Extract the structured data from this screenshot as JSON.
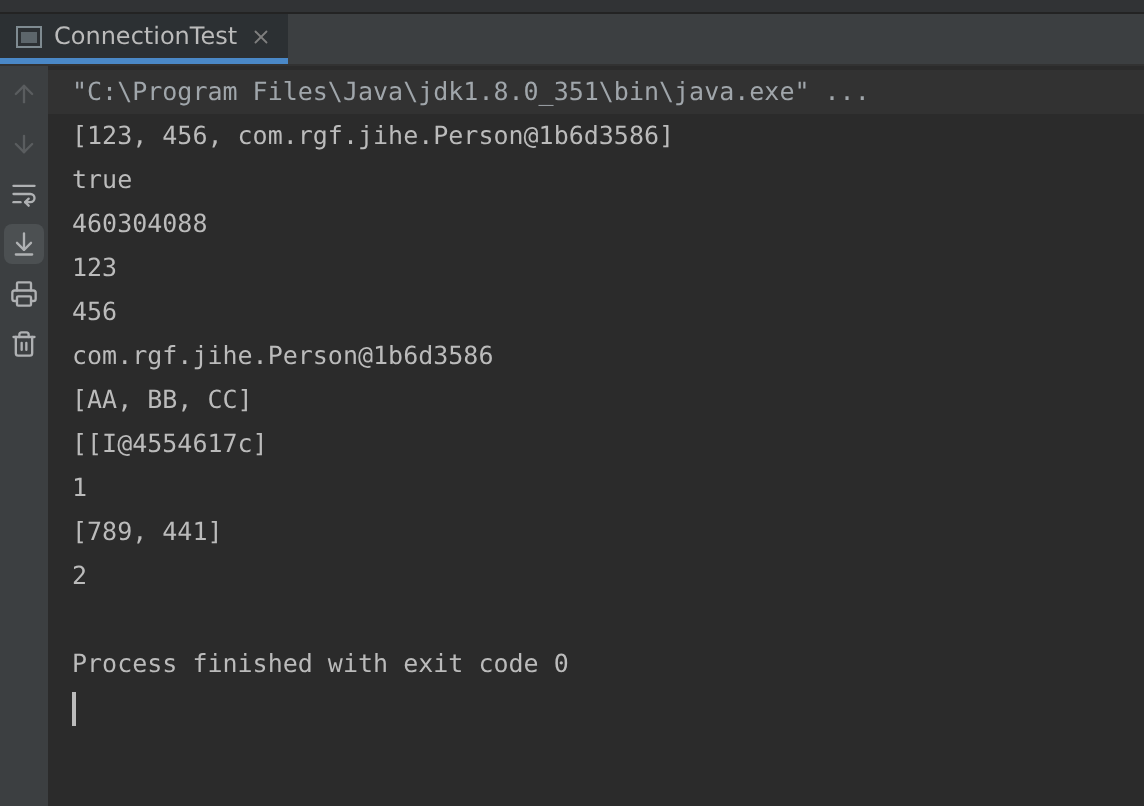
{
  "tabs": [
    {
      "label": "ConnectionTest",
      "selected": true
    }
  ],
  "toolbar": [
    {
      "kind": "up",
      "disabled": true,
      "selected": false
    },
    {
      "kind": "down",
      "disabled": true,
      "selected": false
    },
    {
      "kind": "wrap",
      "disabled": false,
      "selected": false
    },
    {
      "kind": "scroll-end",
      "disabled": false,
      "selected": true
    },
    {
      "kind": "print",
      "disabled": false,
      "selected": false
    },
    {
      "kind": "trash",
      "disabled": false,
      "selected": false
    }
  ],
  "console": {
    "lines": [
      {
        "kind": "command",
        "text": "\"C:\\Program Files\\Java\\jdk1.8.0_351\\bin\\java.exe\" ..."
      },
      {
        "kind": "output",
        "text": "[123, 456, com.rgf.jihe.Person@1b6d3586]"
      },
      {
        "kind": "output",
        "text": "true"
      },
      {
        "kind": "output",
        "text": "460304088"
      },
      {
        "kind": "output",
        "text": "123"
      },
      {
        "kind": "output",
        "text": "456"
      },
      {
        "kind": "output",
        "text": "com.rgf.jihe.Person@1b6d3586"
      },
      {
        "kind": "output",
        "text": "[AA, BB, CC]"
      },
      {
        "kind": "output",
        "text": "[[I@4554617c]"
      },
      {
        "kind": "output",
        "text": "1"
      },
      {
        "kind": "output",
        "text": "[789, 441]"
      },
      {
        "kind": "output",
        "text": "2"
      },
      {
        "kind": "blank"
      },
      {
        "kind": "output",
        "text": "Process finished with exit code 0"
      }
    ],
    "cursor": true
  }
}
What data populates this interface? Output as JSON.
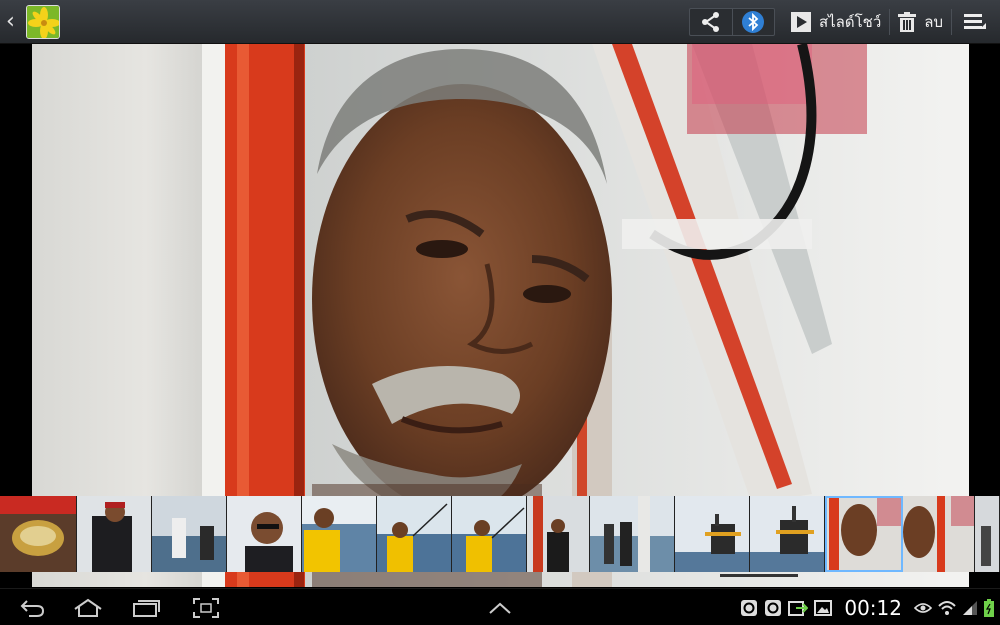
{
  "action_bar": {
    "back_icon": "chevron-left-icon",
    "app_icon": "gallery-app-icon",
    "share_icon": "share-icon",
    "bluetooth_icon": "bluetooth-icon",
    "slideshow_label": "สไลด์โชว์",
    "delete_label": "ลบ",
    "menu_icon": "overflow-menu-icon"
  },
  "filmstrip": {
    "selected_index": 11,
    "thumbnails": [
      "thumb-cooking-pot",
      "thumb-man-on-boat",
      "thumb-people-fishing",
      "thumb-man-sunglasses",
      "thumb-man-yellow-shirt",
      "thumb-man-fishing-yellow",
      "thumb-man-fishing-yellow-2",
      "thumb-boat-railing",
      "thumb-fishers-at-sea",
      "thumb-oil-platform",
      "thumb-oil-platform-2",
      "thumb-old-man-portrait",
      "thumb-old-man-portrait-2",
      "thumb-partial"
    ]
  },
  "navbar": {
    "back_icon": "nav-back-icon",
    "home_icon": "nav-home-icon",
    "recents_icon": "nav-recents-icon",
    "screenshot_icon": "nav-screenshot-icon",
    "up_icon": "nav-up-chevron-icon"
  },
  "status": {
    "time": "00:12",
    "battery_percent": 100,
    "icons": [
      "notif-circle-icon",
      "notif-circle-icon",
      "notif-sync-icon",
      "notif-image-icon",
      "eye-icon",
      "wifi-icon",
      "signal-icon",
      "battery-icon"
    ]
  }
}
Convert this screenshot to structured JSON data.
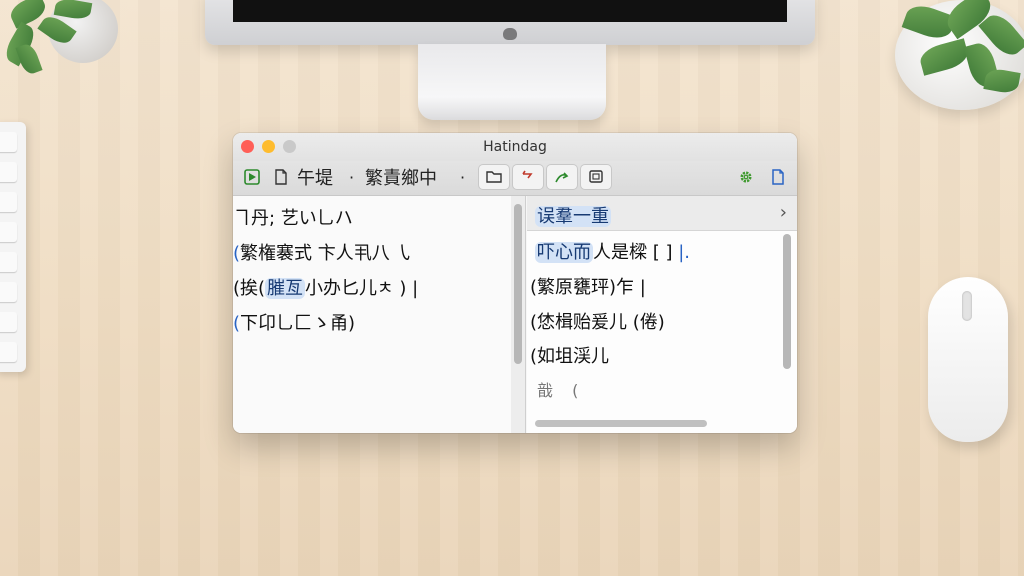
{
  "window": {
    "title": "Hatindag"
  },
  "toolbar": {
    "menu1_label": "午堤",
    "menu2_label": "繁責鄉中",
    "dropdown_glyph": "·"
  },
  "left_pane": {
    "lines": [
      {
        "prefix": "ヿ丹;",
        "highlight": "",
        "suffix": "艺い乚ハ"
      },
      {
        "prefix": "(",
        "highlight": "",
        "suffix": "繁権褰式 卞人丮八 ㇂"
      },
      {
        "prefix": "(挨(",
        "highlight": "膗亙",
        "suffix": "小办匕儿ㅊ ) |"
      },
      {
        "prefix": "(",
        "highlight": "",
        "suffix": "下卬乚匚ゝ甬)"
      }
    ]
  },
  "right_pane": {
    "header": "误羣一重",
    "lines": [
      {
        "highlight": "吓心而",
        "text": "人是樑 [ ]",
        "trail": "|."
      },
      {
        "highlight": "",
        "text": "(繁原甕玶)乍 |",
        "trail": ""
      },
      {
        "highlight": "",
        "text": "(恷楫贻爰儿 (倦)",
        "trail": ""
      },
      {
        "highlight": "",
        "text": "(如坥渓儿",
        "trail": ""
      },
      {
        "highlight": "",
        "text": "戠",
        "trail": "("
      }
    ],
    "chevron": "›"
  },
  "colors": {
    "accent_blue": "#2a64c4",
    "highlight_bg": "#d3e2f6",
    "close": "#ff5f57",
    "minimize": "#febc2e",
    "settings_green": "#3f9a2f"
  }
}
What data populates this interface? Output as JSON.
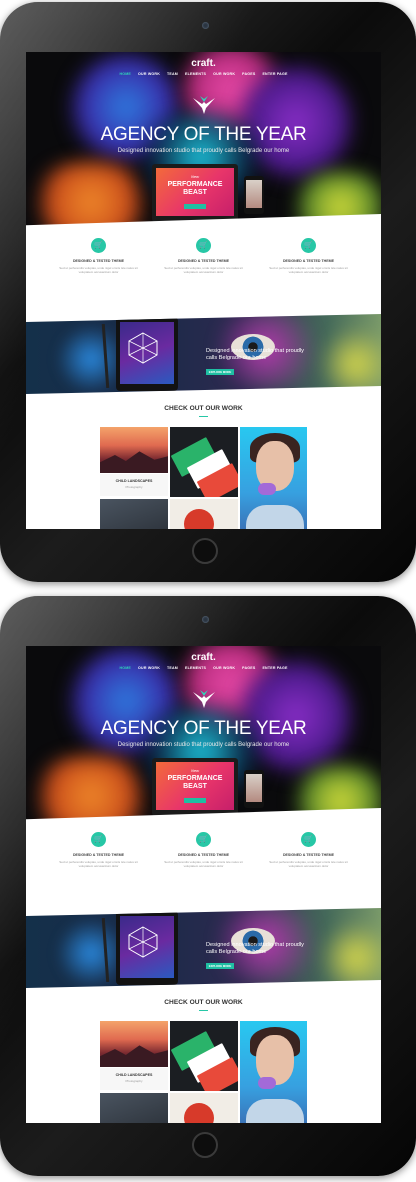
{
  "brand": {
    "accent": "#27c7a6",
    "hero_bg": "#0a0a0c"
  },
  "site": {
    "logo": "craft.",
    "nav": [
      {
        "label": "HOME",
        "active": true
      },
      {
        "label": "OUR WORK",
        "active": false
      },
      {
        "label": "TEAM",
        "active": false
      },
      {
        "label": "ELEMENTS",
        "active": false
      },
      {
        "label": "OUR WORK",
        "active": false
      },
      {
        "label": "PAGES",
        "active": false
      },
      {
        "label": "ENTER PAGE",
        "active": false
      }
    ],
    "hero": {
      "headline": "AGENCY OF THE YEAR",
      "subheadline": "Designed innovation studio that proudly calls Belgrade our home",
      "device_small": "New",
      "device_title": "PERFORMANCE BEAST"
    },
    "features": [
      {
        "icon": "cart-icon",
        "title": "DESIGNED & TESTED THEME",
        "text": "Sed ut perferendis voluptas, unde nigel omnis iste natus sit voluptatem accusantium dolor"
      },
      {
        "icon": "cart-icon",
        "title": "DESIGNED & TESTED THEME",
        "text": "Sed ut perferendis voluptas, unde nigel omnis iste natus sit voluptatem accusantium dolor"
      },
      {
        "icon": "cart-icon",
        "title": "DESIGNED & TESTED THEME",
        "text": "Sed ut perferendis voluptas, unde nigel omnis iste natus sit voluptatem accusantium dolor"
      }
    ],
    "banner": {
      "text": "Designed innovation studio that proudly calls Belgrade our home",
      "button": "EXPLORE MORE"
    },
    "work": {
      "title": "CHECK OUT OUR WORK",
      "items": [
        {
          "title": "CHILD LANDSCAPES",
          "category": "Photography"
        }
      ]
    }
  }
}
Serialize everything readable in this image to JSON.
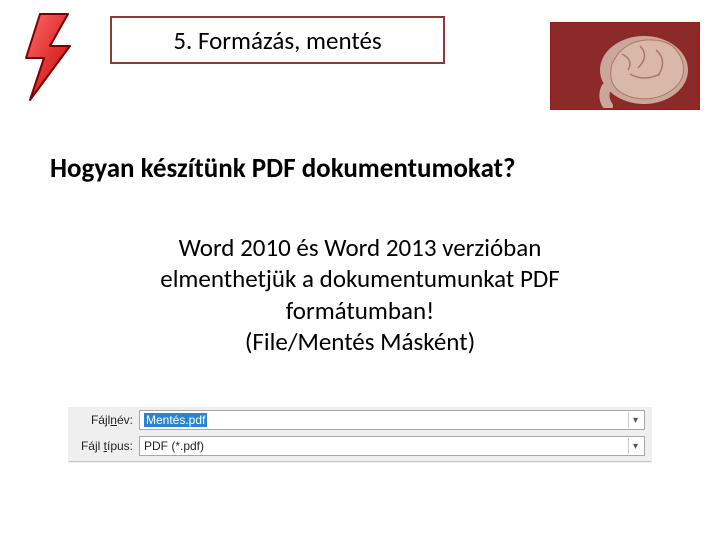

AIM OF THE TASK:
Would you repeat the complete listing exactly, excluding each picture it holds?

ANSWER SPACE:
Extract the structured data from this screenshot as JSON.
{
  "tabs": [
    {
      "label": "ConnectionTest",
      "selected": true
    }
  ],
  "toolbar": [
    {
      "kind": "up",
      "disabled": true,
      "selected": false
    },
    {
      "kind": "down",
      "disabled": true,
      "selected": false
    },
    {
      "kind": "wrap",
      "disabled": false,
      "selected": false
    },
    {
      "kind": "scroll-end",
      "disabled": false,
      "selected": true
    },
    {
      "kind": "print",
      "disabled": false,
      "selected": false
    },
    {
      "kind": "trash",
      "disabled": false,
      "selected": false
    }
  ],
  "console": {
    "lines": [
      {
        "kind": "command",
        "text": "\"C:\\Program Files\\Java\\jdk1.8.0_351\\bin\\java.exe\" ..."
      },
      {
        "kind": "output",
        "text": "[123, 456, com.rgf.jihe.Person@1b6d3586]"
      },
      {
        "kind": "output",
        "text": "true"
      },
      {
        "kind": "output",
        "text": "460304088"
      },
      {
        "kind": "output",
        "text": "123"
      },
      {
        "kind": "output",
        "text": "456"
      },
      {
        "kind": "output",
        "text": "com.rgf.jihe.Person@1b6d3586"
      },
      {
        "kind": "output",
        "text": "[AA, BB, CC]"
      },
      {
        "kind": "output",
        "text": "[[I@4554617c]"
      },
      {
        "kind": "output",
        "text": "1"
      },
      {
        "kind": "output",
        "text": "[789, 441]"
      },
      {
        "kind": "output",
        "text": "2"
      },
      {
        "kind": "blank"
      },
      {
        "kind": "output",
        "text": "Process finished with exit code 0"
      }
    ],
    "cursor": true
  }
}
What data populates this interface? Output as JSON.
{
  "action_bar": {
    "back_icon": "chevron-left-icon",
    "app_icon": "gallery-app-icon",
    "share_icon": "share-icon",
    "bluetooth_icon": "bluetooth-icon",
    "slideshow_label": "สไลด์โชว์",
    "delete_label": "ลบ",
    "menu_icon": "overflow-menu-icon"
  },
  "filmstrip": {
    "selected_index": 11,
    "thumbnails": [
      "thumb-cooking-pot",
      "thumb-man-on-boat",
      "thumb-people-fishing",
      "thumb-man-sunglasses",
      "thumb-man-yellow-shirt",
      "thumb-man-fishing-yellow",
      "thumb-man-fishing-yellow-2",
      "thumb-boat-railing",
      "thumb-fishers-at-sea",
      "thumb-oil-platform",
      "thumb-oil-platform-2",
      "thumb-old-man-portrait",
      "thumb-old-man-portrait-2",
      "thumb-partial"
    ]
  },
  "navbar": {
    "back_icon": "nav-back-icon",
    "home_icon": "nav-home-icon",
    "recents_icon": "nav-recents-icon",
    "screenshot_icon": "nav-screenshot-icon",
    "up_icon": "nav-up-chevron-icon"
  },
  "status": {
    "time": "00:12",
    "battery_percent": 100,
    "icons": [
      "notif-circle-icon",
      "notif-circle-icon",
      "notif-sync-icon",
      "notif-image-icon",
      "eye-icon",
      "wifi-icon",
      "signal-icon",
      "battery-icon"
    ]
  }
}
Convert this screenshot to structured JSON data.
{
  "window": {
    "title": "Hatindag"
  },
  "toolbar": {
    "menu1_label": "午堤",
    "menu2_label": "繁責鄉中",
    "dropdown_glyph": "·"
  },
  "left_pane": {
    "lines": [
      {
        "prefix": "ヿ丹;",
        "highlight": "",
        "suffix": "艺い乚ハ"
      },
      {
        "prefix": "(",
        "highlight": "",
        "suffix": "繁権褰式 卞人丮八 ㇂"
      },
      {
        "prefix": "(挨(",
        "highlight": "膗亙",
        "suffix": "小办匕儿ㅊ ) |"
      },
      {
        "prefix": "(",
        "highlight": "",
        "suffix": "下卬乚匚ゝ甬)"
      }
    ]
  },
  "right_pane": {
    "header": "误羣一重",
    "lines": [
      {
        "highlight": "吓心而",
        "text": "人是樑 [ ]",
        "trail": "|."
      },
      {
        "highlight": "",
        "text": "(繁原甕玶)乍 |",
        "trail": ""
      },
      {
        "highlight": "",
        "text": "(恷楫贻爰儿 (倦)",
        "trail": ""
      },
      {
        "highlight": "",
        "text": "(如坥渓儿",
        "trail": ""
      },
      {
        "highlight": "",
        "text": "戠",
        "trail": "("
      }
    ],
    "chevron": "›"
  },
  "colors": {
    "accent_blue": "#2a64c4",
    "highlight_bg": "#d3e2f6",
    "close": "#ff5f57",
    "minimize": "#febc2e",
    "settings_green": "#3f9a2f"
  }
}
What data populates this interface? Output as JSON.
{
  "brand": {
    "accent": "#27c7a6",
    "hero_bg": "#0a0a0c"
  },
  "site": {
    "logo": "craft.",
    "nav": [
      {
        "label": "HOME",
        "active": true
      },
      {
        "label": "OUR WORK",
        "active": false
      },
      {
        "label": "TEAM",
        "active": false
      },
      {
        "label": "ELEMENTS",
        "active": false
      },
      {
        "label": "OUR WORK",
        "active": false
      },
      {
        "label": "PAGES",
        "active": false
      },
      {
        "label": "ENTER PAGE",
        "active": false
      }
    ],
    "hero": {
      "headline": "AGENCY OF THE YEAR",
      "subheadline": "Designed innovation studio that proudly calls Belgrade our home",
      "device_small": "New",
      "device_title": "PERFORMANCE BEAST"
    },
    "features": [
      {
        "icon": "cart-icon",
        "title": "DESIGNED & TESTED THEME",
        "text": "Sed ut perferendis voluptas, unde nigel omnis iste natus sit voluptatem accusantium dolor"
      },
      {
        "icon": "cart-icon",
        "title": "DESIGNED & TESTED THEME",
        "text": "Sed ut perferendis voluptas, unde nigel omnis iste natus sit voluptatem accusantium dolor"
      },
      {
        "icon": "cart-icon",
        "title": "DESIGNED & TESTED THEME",
        "text": "Sed ut perferendis voluptas, unde nigel omnis iste natus sit voluptatem accusantium dolor"
      }
    ],
    "banner": {
      "text": "Designed innovation studio that proudly calls Belgrade our home",
      "button": "EXPLORE MORE"
    },
    "work": {
      "title": "CHECK OUT OUR WORK",
      "items": [
        {
          "title": "CHILD LANDSCAPES",
          "category": "Photography"
        }
      ]
    }
  }
}
Serialize everything readable in this image to JSON.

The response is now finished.